Avoiding Blind Spots

A central benefit of having an external review of the ERM function is identifying blind spots (such as those mentioned by Beasley et al. (2016)) in how the organization deals with risks. Traditionally, organizations viewed risks in a stove-piped manner where organizational management did not have the information to understand risk holistically and its effect on the organization (Hopper, 2019). By having an audit or review of the ERM processes, organizations can ensure they integrate risks to provide that necessary level of risk management integration for decision makers.

Avoiding ‘Box Ticking’

With cybersecurity in particular, some see compliance with risk frameworks as ‘good enough.’ Practitioners call this ‘box ticking.’ However, box ticking is far from ideal in cybersecurity risk (or any risk). As Menear (2021) notes, compliance is not security; this is a truism across the cybersecurity industry as well. Unfortunately, surveys show the same level of understanding does not always exist in corporate boardrooms (Corner, 2017).

Of course, any effort with positive outcomes has potentially negative ones as well, and an external review of an ERM is no different. If the organization considers someone internal to the organization but external to the risk management function, e.g. internal audit, the costs of reviewing ERM involve having those resources not auditing some other critical function. Economists know this as opportunity cost. While some would argue organizations overestimate it, it is not non-zero (Weiss & Kivetz, 2019). If organizations use true external elements, such as one of the big four accounting and auditing firms, there are actual costs involved. However, these costs are growing: Cohn (2019) notes fees auditors charge continue to rise; from 2017 to 2018, that rate of increase was 4.25%.


Risks are interconnected just as today’s’ IT systems are. While there are costs associated with ensuring ERM aligns appropriately to needs of the organization, the benefits outweigh any downsides. An ERM review provides an opportunity to ensure they are not missing key risk indicators as well as not missing the forest of a true cybersecurity posture for the trees of compliance requirements. Organizations should externally review the ERM function for those reasons alone.
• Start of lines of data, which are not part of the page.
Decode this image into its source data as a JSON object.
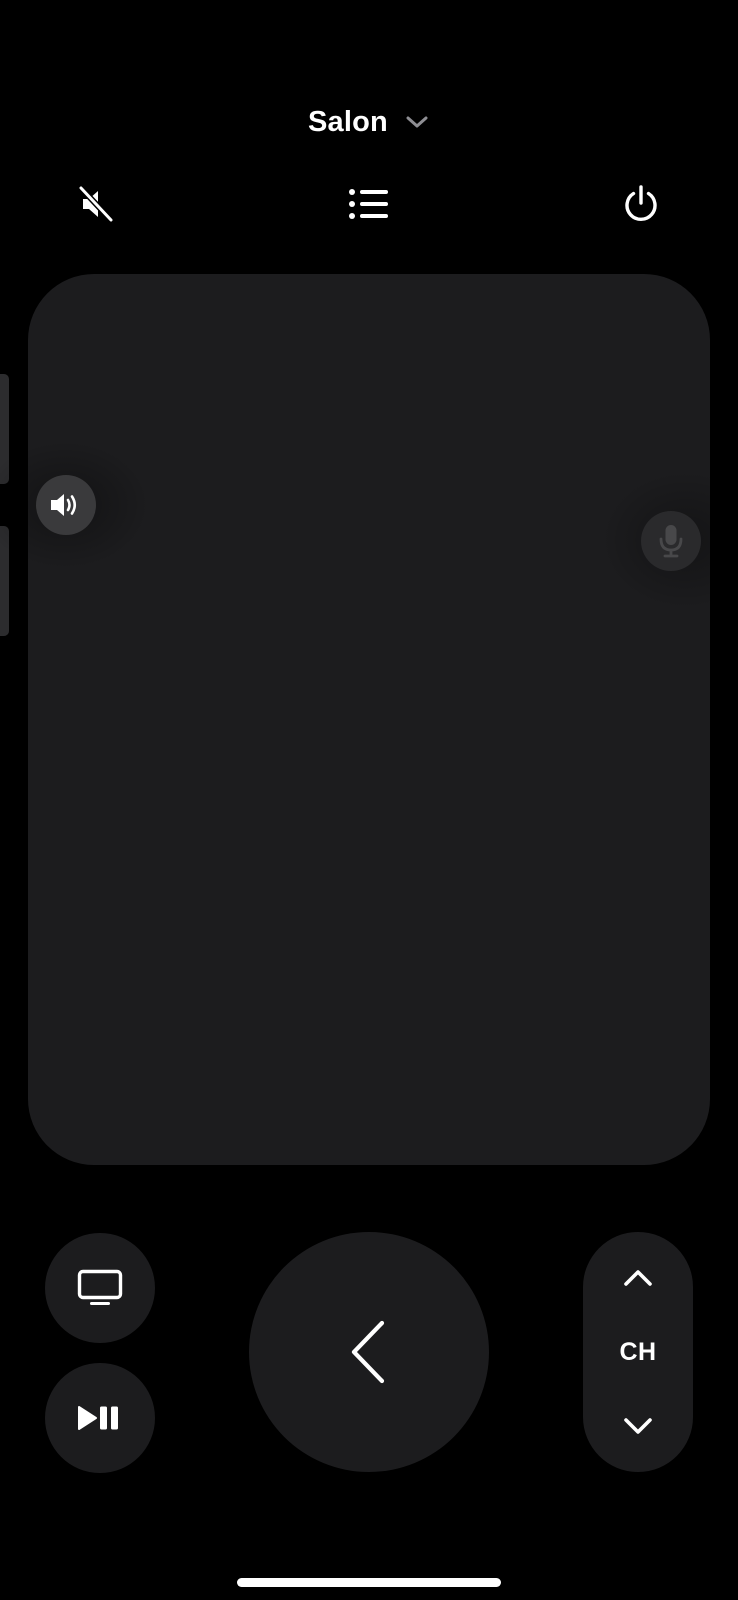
{
  "header": {
    "device_name": "Salon"
  },
  "icons": {
    "device_chevron": "chevron-down-icon",
    "mute": "speaker-muted-icon",
    "list": "list-icon",
    "power": "power-icon",
    "volume": "speaker-volume-icon",
    "mic": "microphone-icon",
    "tv": "tv-icon",
    "play_pause": "play-pause-icon",
    "back": "chevron-left-icon",
    "channel_up": "chevron-up-icon",
    "channel_down": "chevron-down-icon"
  },
  "channel": {
    "label": "CH"
  },
  "colors": {
    "background": "#000000",
    "surface": "#1c1c1e",
    "handle": "#3a3a3c",
    "icon": "#ffffff",
    "chevron_muted": "#8e8e93"
  }
}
Beasley, M. S., Clune, R., & Hermanson, D. R. (2005). Enterprise risk management: An empirical analysis of factors associated with the extent of implementation. Journal of Accounting and Public Policy, 24(6), 521–531.

Cohn, M. (2020, January 15). Audit fees keep rising, thanks to new accounting standards. Accounting Today. Retrieved September 30, 2021, from

Corner, S. (2017, February 24). NZ businesses simply ‘ticking the boxes’ on cyber security. Computerworld. Retrieved September 30, 2021, from

Hopper, G. (2019). The enterprise risk management function in financial institutions. Journal of Risk Management in Financial Institutions, 12(4), 328–341.

Meidell, A., & Kaarbøe, K. (2016). How the enterprise risk management function influences decision-making in the organization–a field study of a large, global oil and gas company. The British Accounting Review, 49(1), 39–55.

Menear, R. (2021, May 6). CMM: Cybersecurity beyond compliance. ITProPortal. Retrieved September 30, 2021, from

National Institute of Standards and Technology. (2011, March). Managing information security risk . Computer Security Resource Center. Retrieved September 28, 2021, from

Nocco, B. W., & Stulz, R. M. (2006). Enterprise risk management: theory and practice. Journal of Applied Corporate Finance, 18(4), 8–20.

Smith, H. A., & McKeen, J. D. (2009). Developments in practice XXXIII: A holistic approach to managing it-based risk. Communications of the Association for Information Systems, 25, 519–530.

Weiss, L., & Kivetz, R. (2019). Opportunity cost overestimation. Journal of Marketing Research, 56(3), 518–533.

Weiss, M. M., & Solomon, M. G. (2016). Auditing It infrastructures for compliance (2nd ed.). Jones and Bartlett Learning.



Edwin Covert

Cybersecurity, guitar, jazz, bourbon, rye, enterprise security architecture, current trophy husband. CISSP-ISSAP, CISM, CRISC, SCF, PMP at